**What this task involves:** Your copy should hold every record verbatim and none of the pictures.

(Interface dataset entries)
--
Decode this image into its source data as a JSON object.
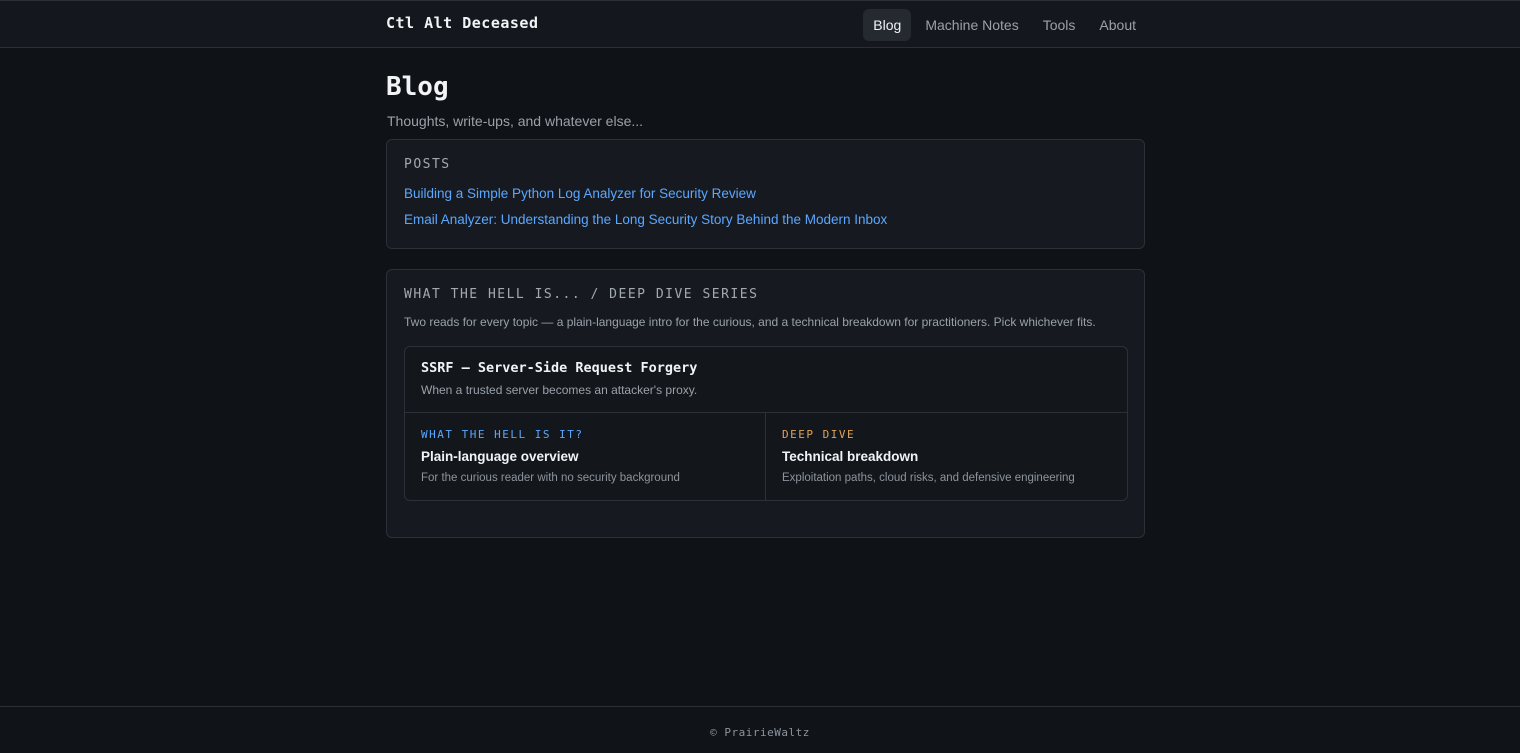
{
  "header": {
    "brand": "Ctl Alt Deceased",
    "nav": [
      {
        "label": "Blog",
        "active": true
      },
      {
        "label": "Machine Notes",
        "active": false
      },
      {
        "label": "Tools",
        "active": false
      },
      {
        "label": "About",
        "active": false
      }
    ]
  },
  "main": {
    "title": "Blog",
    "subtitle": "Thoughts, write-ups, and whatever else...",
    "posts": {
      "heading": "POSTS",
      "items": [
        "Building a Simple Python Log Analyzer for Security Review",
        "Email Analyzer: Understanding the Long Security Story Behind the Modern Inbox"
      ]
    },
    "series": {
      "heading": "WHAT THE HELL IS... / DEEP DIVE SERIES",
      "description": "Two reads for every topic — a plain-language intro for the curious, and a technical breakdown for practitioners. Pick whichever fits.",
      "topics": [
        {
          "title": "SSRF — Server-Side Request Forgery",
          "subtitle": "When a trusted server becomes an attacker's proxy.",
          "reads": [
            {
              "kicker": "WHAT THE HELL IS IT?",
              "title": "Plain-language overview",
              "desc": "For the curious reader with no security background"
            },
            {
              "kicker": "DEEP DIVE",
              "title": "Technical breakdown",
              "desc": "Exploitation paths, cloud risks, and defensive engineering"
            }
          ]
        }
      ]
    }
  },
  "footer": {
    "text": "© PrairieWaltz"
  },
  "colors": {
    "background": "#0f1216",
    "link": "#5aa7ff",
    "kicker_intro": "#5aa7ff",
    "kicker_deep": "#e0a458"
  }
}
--
**The completed task:**
Decode this image into its source data as a JSON object.
{
  "header": {
    "brand": "Ctl Alt Deceased",
    "nav": [
      {
        "label": "Blog",
        "active": true
      },
      {
        "label": "Machine Notes",
        "active": false
      },
      {
        "label": "Tools",
        "active": false
      },
      {
        "label": "About",
        "active": false
      }
    ]
  },
  "main": {
    "title": "Blog",
    "subtitle": "Thoughts, write-ups, and whatever else...",
    "posts": {
      "heading": "POSTS",
      "items": [
        "Building a Simple Python Log Analyzer for Security Review",
        "Email Analyzer: Understanding the Long Security Story Behind the Modern Inbox"
      ]
    },
    "series": {
      "heading": "WHAT THE HELL IS... / DEEP DIVE SERIES",
      "description": "Two reads for every topic — a plain-language intro for the curious, and a technical breakdown for practitioners. Pick whichever fits.",
      "topics": [
        {
          "title": "SSRF — Server-Side Request Forgery",
          "subtitle": "When a trusted server becomes an attacker's proxy.",
          "reads": [
            {
              "kicker": "WHAT THE HELL IS IT?",
              "title": "Plain-language overview",
              "desc": "For the curious reader with no security background"
            },
            {
              "kicker": "DEEP DIVE",
              "title": "Technical breakdown",
              "desc": "Exploitation paths, cloud risks, and defensive engineering"
            }
          ]
        }
      ]
    }
  },
  "footer": {
    "text": "© PrairieWaltz"
  },
  "colors": {
    "background": "#0f1216",
    "link": "#5aa7ff",
    "kicker_intro": "#5aa7ff",
    "kicker_deep": "#e0a458"
  }
}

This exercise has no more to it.